My firstborn daughter started reading words, I kid not, at the age of 2.75. She kind of ruined me for teaching there for a while, because I literally just gave her a general set of rules once or twice, answered her questions, and she took off little a dogged rocket to the moon. She loves finding the word that fits each situation *perfectly*, and is generally undaunted by the fact that they're not commonly used. Lemony Snicket is a particular favorite of hers, because of the non-condescending use of complex language. (Today, whilst playing a round of "find your family member amongst the sea of stalls in the public bathroom, Mirth informed me, "Mom, I'm in the penultimate stall! That means next-to-last!!" I love that she felt the need to explain. ;P)
My second born uses language beautifully and descriptively, always with a lyrical lilt to her stories and observations. She has not, however, cared much about the ins and outs of reading up until this year. That would have required sitting still long enough to listen to boring rules. However, through some creative engineering of learning moments involving casual songs and movement, Lark's interest has been piqued and she wants to learn. (I hide in the closet pumping my fists in a silent cheer...books = hours of quiet entertainment) She's almost six. I'll take it.
She's a VERY kinesthetic learner, and loves weaving art and stories and imagination into her world of words, and this is one of her favorite games: stick the appropriate letter sticky note on the object that contains it's sound. My favorite is the "body parts of your siblings" variation. XoP
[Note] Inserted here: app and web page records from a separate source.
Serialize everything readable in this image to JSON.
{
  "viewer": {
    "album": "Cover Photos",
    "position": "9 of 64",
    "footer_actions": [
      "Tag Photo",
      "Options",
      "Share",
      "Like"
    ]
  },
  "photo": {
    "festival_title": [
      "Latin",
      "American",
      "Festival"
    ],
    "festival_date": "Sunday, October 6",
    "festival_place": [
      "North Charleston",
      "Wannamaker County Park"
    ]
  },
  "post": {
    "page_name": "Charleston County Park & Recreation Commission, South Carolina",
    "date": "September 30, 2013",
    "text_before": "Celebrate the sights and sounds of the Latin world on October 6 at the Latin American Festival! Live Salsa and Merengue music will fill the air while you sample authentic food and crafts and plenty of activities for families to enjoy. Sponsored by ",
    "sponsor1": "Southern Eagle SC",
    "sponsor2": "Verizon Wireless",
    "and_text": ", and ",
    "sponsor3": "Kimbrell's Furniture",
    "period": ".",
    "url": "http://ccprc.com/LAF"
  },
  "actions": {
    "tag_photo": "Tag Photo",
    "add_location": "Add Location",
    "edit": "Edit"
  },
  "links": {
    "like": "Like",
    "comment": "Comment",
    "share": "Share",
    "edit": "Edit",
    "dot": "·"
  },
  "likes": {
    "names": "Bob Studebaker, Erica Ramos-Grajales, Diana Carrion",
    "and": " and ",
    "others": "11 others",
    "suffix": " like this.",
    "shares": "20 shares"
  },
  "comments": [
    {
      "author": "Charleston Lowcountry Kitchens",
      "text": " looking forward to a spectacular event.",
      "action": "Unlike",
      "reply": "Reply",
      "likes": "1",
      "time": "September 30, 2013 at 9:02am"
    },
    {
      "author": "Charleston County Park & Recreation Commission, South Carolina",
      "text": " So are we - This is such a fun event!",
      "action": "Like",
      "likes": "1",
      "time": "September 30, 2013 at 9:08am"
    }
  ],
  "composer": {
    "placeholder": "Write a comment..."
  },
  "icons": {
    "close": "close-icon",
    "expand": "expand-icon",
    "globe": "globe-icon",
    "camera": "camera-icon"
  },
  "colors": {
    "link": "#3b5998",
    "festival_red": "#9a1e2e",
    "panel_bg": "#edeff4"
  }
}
In other news, Electra (five months now!) has learned to say "mama" this week! It's the funniest thing to watch someone so little so piping pleased with herself for being able to command mama's immediate attention with a word. Hurrah, wee girl!